To pay for it, Strilets, Andrusevych and many others from Ukraine are talking about seeking reparations not only from Russia, but also from the fossil fuel companies that are profiting from the conflict. Russia “aims to turn the entire planet into a bomb shelter,” said Strilets, and should be held accountable not just by Ukraine, but by the whole world for the environmental damage it’s causing.
Displayed at Ukraine’s COP27 pavilion: shrapnel lodged in a tree trunk.
This is a central part of the work the grassroots activist organization Razom We Stand is currently undertaking, said activist and lawyer Svitlana Romanko. She and many other Ukrainians, including those who are displaced or are refugees, have come to COP27 this year because they believe that not enough people understand that the money Russia continues to earn from fossil fuels is financing the war in their country. “Both supply and demand side for the fossil fuel industry need to be seriously cut off,” said Romanko.

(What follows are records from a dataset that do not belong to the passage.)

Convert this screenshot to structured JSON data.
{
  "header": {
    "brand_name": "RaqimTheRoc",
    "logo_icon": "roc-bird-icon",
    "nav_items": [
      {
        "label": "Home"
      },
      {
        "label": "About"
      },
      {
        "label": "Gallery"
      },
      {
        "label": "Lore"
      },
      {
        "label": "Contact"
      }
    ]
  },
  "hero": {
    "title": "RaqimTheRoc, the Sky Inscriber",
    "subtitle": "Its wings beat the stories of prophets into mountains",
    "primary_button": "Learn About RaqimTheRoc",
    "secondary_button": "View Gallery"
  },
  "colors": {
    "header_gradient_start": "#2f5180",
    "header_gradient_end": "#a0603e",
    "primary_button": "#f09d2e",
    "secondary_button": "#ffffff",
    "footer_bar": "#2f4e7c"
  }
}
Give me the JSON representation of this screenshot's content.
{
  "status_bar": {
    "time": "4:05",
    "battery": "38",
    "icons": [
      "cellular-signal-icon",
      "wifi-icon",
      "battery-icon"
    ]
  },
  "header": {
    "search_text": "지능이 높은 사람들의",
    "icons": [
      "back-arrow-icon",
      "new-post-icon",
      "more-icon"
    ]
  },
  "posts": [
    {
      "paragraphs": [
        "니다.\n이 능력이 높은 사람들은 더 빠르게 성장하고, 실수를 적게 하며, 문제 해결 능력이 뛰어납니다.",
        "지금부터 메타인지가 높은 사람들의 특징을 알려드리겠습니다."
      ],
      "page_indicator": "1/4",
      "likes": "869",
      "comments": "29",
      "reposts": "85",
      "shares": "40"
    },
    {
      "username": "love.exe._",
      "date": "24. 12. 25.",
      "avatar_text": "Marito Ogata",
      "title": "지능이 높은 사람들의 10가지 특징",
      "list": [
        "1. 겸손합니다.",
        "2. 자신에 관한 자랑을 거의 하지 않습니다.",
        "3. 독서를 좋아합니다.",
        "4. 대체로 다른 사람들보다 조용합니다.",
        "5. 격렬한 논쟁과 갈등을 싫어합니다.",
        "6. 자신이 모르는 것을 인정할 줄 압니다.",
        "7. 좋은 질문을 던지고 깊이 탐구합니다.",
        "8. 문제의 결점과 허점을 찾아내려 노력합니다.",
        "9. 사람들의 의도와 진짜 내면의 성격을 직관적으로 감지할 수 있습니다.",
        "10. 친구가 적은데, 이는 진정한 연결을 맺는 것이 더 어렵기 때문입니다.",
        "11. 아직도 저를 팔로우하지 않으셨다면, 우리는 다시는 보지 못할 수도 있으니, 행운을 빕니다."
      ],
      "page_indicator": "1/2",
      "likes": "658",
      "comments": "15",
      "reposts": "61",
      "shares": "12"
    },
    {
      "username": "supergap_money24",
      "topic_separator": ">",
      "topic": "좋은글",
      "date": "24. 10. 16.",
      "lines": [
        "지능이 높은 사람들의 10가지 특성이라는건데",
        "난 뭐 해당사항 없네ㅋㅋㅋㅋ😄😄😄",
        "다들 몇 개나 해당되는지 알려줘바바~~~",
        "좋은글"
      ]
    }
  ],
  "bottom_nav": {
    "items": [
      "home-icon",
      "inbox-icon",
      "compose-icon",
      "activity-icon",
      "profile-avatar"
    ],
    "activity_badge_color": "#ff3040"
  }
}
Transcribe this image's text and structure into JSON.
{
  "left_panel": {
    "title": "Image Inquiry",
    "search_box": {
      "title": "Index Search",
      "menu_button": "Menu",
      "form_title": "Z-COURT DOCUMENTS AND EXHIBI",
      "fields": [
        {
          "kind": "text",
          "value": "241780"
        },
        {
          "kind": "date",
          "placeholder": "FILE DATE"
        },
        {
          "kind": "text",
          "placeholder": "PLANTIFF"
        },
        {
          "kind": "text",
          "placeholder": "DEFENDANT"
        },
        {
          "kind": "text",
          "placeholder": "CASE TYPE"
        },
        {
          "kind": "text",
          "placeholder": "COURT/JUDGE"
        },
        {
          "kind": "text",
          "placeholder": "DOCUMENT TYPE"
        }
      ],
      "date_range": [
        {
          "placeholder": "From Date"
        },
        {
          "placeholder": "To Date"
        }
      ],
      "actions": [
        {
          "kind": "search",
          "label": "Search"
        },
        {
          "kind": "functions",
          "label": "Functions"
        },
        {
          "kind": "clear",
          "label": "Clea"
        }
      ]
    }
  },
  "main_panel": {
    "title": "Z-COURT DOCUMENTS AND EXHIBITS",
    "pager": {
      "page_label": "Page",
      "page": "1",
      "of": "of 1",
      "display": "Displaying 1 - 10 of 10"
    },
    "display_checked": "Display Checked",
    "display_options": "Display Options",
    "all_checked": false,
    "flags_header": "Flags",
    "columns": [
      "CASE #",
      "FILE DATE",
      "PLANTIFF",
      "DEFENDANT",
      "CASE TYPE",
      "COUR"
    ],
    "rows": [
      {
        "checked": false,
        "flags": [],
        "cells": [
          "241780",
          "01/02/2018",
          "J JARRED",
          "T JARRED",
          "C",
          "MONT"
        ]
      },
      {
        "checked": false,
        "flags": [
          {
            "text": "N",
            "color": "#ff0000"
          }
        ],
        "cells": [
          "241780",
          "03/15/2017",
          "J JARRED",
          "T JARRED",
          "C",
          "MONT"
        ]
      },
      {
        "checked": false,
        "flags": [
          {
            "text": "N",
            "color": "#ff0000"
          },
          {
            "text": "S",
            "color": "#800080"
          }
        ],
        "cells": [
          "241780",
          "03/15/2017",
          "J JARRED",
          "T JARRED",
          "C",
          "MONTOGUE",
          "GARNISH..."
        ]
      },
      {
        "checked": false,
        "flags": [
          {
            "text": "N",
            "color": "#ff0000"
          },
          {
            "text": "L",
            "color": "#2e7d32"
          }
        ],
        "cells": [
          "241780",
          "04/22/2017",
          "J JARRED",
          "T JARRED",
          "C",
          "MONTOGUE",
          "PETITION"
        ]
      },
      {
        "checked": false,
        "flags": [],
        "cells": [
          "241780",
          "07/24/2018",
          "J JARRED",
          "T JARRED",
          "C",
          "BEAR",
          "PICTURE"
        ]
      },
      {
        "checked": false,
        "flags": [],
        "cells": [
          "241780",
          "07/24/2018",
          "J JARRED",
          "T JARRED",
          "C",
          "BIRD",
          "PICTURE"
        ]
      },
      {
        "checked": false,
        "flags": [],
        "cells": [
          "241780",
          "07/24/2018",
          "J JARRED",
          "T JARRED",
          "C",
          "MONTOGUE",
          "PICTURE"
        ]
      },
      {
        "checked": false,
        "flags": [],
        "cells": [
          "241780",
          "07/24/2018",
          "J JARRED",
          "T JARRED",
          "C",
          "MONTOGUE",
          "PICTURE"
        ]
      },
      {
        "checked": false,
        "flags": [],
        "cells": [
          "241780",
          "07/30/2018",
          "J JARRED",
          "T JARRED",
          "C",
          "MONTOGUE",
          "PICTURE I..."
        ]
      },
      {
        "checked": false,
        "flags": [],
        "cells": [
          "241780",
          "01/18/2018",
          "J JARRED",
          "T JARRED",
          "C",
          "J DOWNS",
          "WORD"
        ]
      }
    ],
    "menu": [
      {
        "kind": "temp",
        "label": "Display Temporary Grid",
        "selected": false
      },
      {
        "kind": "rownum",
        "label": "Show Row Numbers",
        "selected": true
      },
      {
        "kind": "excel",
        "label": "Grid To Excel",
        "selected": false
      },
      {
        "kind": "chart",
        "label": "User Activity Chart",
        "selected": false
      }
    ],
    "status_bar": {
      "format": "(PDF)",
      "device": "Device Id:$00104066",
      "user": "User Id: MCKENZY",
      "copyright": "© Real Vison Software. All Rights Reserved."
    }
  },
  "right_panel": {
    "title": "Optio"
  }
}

Their presence at the conference has brought them face-to-face with members of the Russian delegation and fossil fuel executives, which has left them feeling deeply angry and disrespected. Last week, Romanko confronted Patrick Pouyanné, the CEO of French energy company Total — which Razom We Stand is currently trying to sue. She asked him whether he’ll use the blood money he’s made through Russia’s war to finance Ukraine’s reconstruction. “Probably,” he told her in response, patting her arm in a way she said felt “patronizing.”
Total didn’t respond to a request for further comment.
Romanko’s hope is that any money recouped from oil companies and from Russia is used to help Ukraine decarbonize while rebuilding, spurring the country’s development and making it safe, secure and self-sufficient for generations to come. “We don’t want that cheap, dirty money to rebuild business as usual,” she said. “We want to create a precedent where that money is used for the green transition.”
There are plans in the works to take advantage of greener construction methods and to rebuild in the style of the New European Bauhaus initiative, which brings people from different disciplines together to create sustainable, affordable and accessible buildings.
“We want to be the great powerful example for how to rebuild,” said Romanko. She envisions a Ukraine that runs on “community-owned distributed green energy that does not kill,” and where people can wake up in the morning, look out of their windows and not see explosions, but a safe, green country.
Ukraine has spent nine months under constant bombardment from the Russian military, and is now facing the long, hard, cold winter ahead. In spite of this, Romanko, Strilets and the many other Ukrainians have joined the ranks of those fighting the climate crisis at COP27 and are refusing to let die their vision of a future that’s free of fossil fuels. “Peace and freedom,” said Romanko. “That’s what drives us.”